Newly published: Double truck spread from a shoot I did in October for The Trust for Public Land. Assignment was to document Coogan Farm in Mystic, CT.
It all began with a knock to the door of my dorm the Spring of 1986.
I was just finishing my freshman year at Buffalo State College, in Buffalo, NY, an undeclared major in computer science. A friend in my dorm was asking if I was available later in the week to go to a hockey game in downtown Buffalo. It wasn’t just a hockey game, it was a NY Rangers hockey game, against the Buffalo Sabres.
My friend, Mike Groll, knew I was a hockey fan and more importantly, a NY Rangers fan. I answered yes, before I knew if I was really busy or not. Mike was a freelance photographer for United Press International (UPI) and often covered sports and news events in metro Buffalo for the wire service. It wasn’t an offer of a ticket, it was a chance to be places I couldn’t be otherwise.
Mike and I left a few hours before game time and I remember being real nervous. Mike explained that bringing me along wasn’t really allowed, but he knew the building and most of the security guys, so it probably wouldn’t be a problem. “The Aud”, as they called it, was one of those old-school arenas. Kinda square on the outside and lots of rafters, banners, seats and dust on the inside.

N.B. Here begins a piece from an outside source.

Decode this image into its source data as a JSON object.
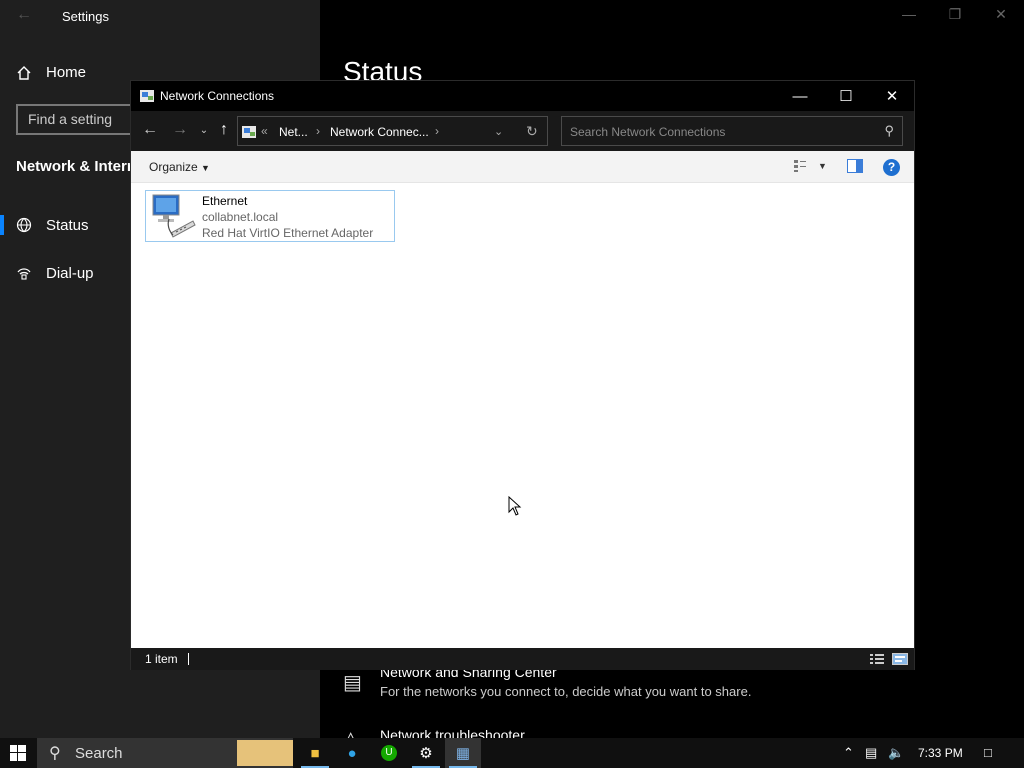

Mike explained that he was going to give me a camera so I “looked like I as working”. We both walked into a nondescript side door of the Aud, waved hello to the security guard who barely looked our way and walked upstairs to the press box for a pre-game meal.
Before the beginning of the first period, Mike brought me down to the corner glass, where there is a hole in the glass to shoot the goalie and the zone where the Rangers would be shooting. He handed me a 35mm camera with a lens on it and told me to to “pretend” to take photos. I looked at the camera, with all the knobs and numbers not knowing at all what any of it meant.
Right before Mike left, I asked, “is there film in this camera?” Without a beat, he said no.
“Would it be OK to put a roll of film in here?”, I asked as he was clearly trying to leave me to get to his photo position.. He reached into his camera bag, took the camera from my hands and put a roll of film in the camera for me. He made some changes to the camera and told me not to touch any of the settings. “Just shoot the roll”, he said. “It’s 36 exposures.”
I took the camera and shot the whole roll during the first period of hockey (it’s not the photo above, that was taken at a game a year or so later). Mike developed my roll of film with his film when we sent back to the UPI darkroom, a short walk from the Aud.
After Mike printed his photos for his UPI deadline, he looked through my roll of film. He put the loupe to the film, looking for a much longer time that he looked through his film. He clipped the very edge of one frame and nicely made me a print of a pretty terrible and mostly out of focus photo of two hockey players skating and not doing much more. The picture was pretty terrible, but Mike was nice enough to send me home with a print for myself.
As bad as my photography was that night, it was truly a beginning for me. I was just 18 years-old, pretty much failing my 2nd semester computer class and was thinking of ideas of what I should change my major to.
I asked Mike a million questions that night about photography as a career. Was it too late for me to start this? What should I do to get experience? What equipment should I invest in? His first suggestion was for me to take a darkroom photography class over the Summer, which I did just a couple of months later at Nassau Community College on Long Island where I grew up .
The next semester I changed my major to journalism, joined the college newspaper and the rest, as they say, is history. Mike even took me to Breezy’s Pawn Shop in Buffalo to look for a used camera, which is a whole other story.
I often think what my life might have become had I not been a freshman college student/hockey fan going to school in Buffalo when my friend Mike knocked on my dorm room door. Life is filled with happenstance and this instance changed the trajectory of my life forever.
In celebration of the 20th anniversary of our wedding, I surprised my wife with a trip out West to Sedona, Arizona and the Grand Canyon. We just snuck a stop at the Canyon when the Governor of Arizona decided the fund the park with state money instead of federal money. We are feeling very fortunate for the opportunity to see and hike some some of the natural beauty in the world.
I spent a couple of weeks working with the creative services team at WWE and E! Television/NBC Universal on the PR group shot photo shoot for the Total Divas reality TV show which debuts at the end of July.
All the pre-production and planning went a long way to creating a beautiful image that will be used to promote the show. Kudos to the creative teams at WWE and E! for all their vision and collaboration.
Last night I was honored to attend the 2013 Connecticut Art Directors Club Awards Dinner in New Haven. I received a Silver Award for my New American Voters Project personal project that was published in Connecticut Magazine.
It was truly inspirational seeing all the great work being created in Connecticut design firms, agencies and magazines.
Kudos to the CADC for a great event and supporting the creative community.
Oh yeah…and I received this neat award and a foam robot and who doesn’t like robots?